Word for word, restate every line of the listing that follows.
= Beginning of Section =
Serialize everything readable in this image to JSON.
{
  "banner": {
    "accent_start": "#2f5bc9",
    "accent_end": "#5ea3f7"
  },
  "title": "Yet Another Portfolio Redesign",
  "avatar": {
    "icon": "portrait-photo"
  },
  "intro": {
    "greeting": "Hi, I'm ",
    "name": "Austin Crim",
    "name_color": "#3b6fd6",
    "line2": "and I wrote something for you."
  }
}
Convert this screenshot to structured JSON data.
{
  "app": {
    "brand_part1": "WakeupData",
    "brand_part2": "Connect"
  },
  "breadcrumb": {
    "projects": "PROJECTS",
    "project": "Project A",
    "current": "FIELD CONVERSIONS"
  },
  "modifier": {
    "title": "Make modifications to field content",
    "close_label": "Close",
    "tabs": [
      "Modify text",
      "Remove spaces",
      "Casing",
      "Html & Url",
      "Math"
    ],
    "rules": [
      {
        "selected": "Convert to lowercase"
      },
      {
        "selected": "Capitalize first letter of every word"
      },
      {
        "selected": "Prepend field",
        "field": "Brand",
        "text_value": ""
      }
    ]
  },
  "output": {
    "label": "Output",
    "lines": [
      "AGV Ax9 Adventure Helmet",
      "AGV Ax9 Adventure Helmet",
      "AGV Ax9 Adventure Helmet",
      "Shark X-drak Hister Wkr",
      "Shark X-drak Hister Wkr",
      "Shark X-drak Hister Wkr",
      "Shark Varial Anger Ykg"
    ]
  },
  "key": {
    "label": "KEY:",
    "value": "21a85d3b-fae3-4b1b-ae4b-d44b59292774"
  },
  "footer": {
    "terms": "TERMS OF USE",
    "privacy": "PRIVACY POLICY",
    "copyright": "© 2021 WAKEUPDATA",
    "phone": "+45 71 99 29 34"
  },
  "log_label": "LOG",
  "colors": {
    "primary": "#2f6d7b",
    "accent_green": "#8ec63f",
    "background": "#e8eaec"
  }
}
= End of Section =
Result ▸
Serialize everything readable in this image to JSON.
{
  "banner": {
    "accent_start": "#2f5bc9",
    "accent_end": "#5ea3f7"
  },
  "title": "Yet Another Portfolio Redesign",
  "avatar": {
    "icon": "portrait-photo"
  },
  "intro": {
    "greeting": "Hi, I'm ",
    "name": "Austin Crim",
    "name_color": "#3b6fd6",
    "line2": "and I wrote something for you."
  }
}
Convert this screenshot to structured JSON data.
{
  "app": {
    "brand_part1": "WakeupData",
    "brand_part2": "Connect"
  },
  "breadcrumb": {
    "projects": "PROJECTS",
    "project": "Project A",
    "current": "FIELD CONVERSIONS"
  },
  "modifier": {
    "title": "Make modifications to field content",
    "close_label": "Close",
    "tabs": [
      "Modify text",
      "Remove spaces",
      "Casing",
      "Html & Url",
      "Math"
    ],
    "rules": [
      {
        "selected": "Convert to lowercase"
      },
      {
        "selected": "Capitalize first letter of every word"
      },
      {
        "selected": "Prepend field",
        "field": "Brand",
        "text_value": ""
      }
    ]
  },
  "output": {
    "label": "Output",
    "lines": [
      "AGV Ax9 Adventure Helmet",
      "AGV Ax9 Adventure Helmet",
      "AGV Ax9 Adventure Helmet",
      "Shark X-drak Hister Wkr",
      "Shark X-drak Hister Wkr",
      "Shark X-drak Hister Wkr",
      "Shark Varial Anger Ykg"
    ]
  },
  "key": {
    "label": "KEY:",
    "value": "21a85d3b-fae3-4b1b-ae4b-d44b59292774"
  },
  "footer": {
    "terms": "TERMS OF USE",
    "privacy": "PRIVACY POLICY",
    "copyright": "© 2021 WAKEUPDATA",
    "phone": "+45 71 99 29 34"
  },
  "log_label": "LOG",
  "colors": {
    "primary": "#2f6d7b",
    "accent_green": "#8ec63f",
    "background": "#e8eaec"
  }
}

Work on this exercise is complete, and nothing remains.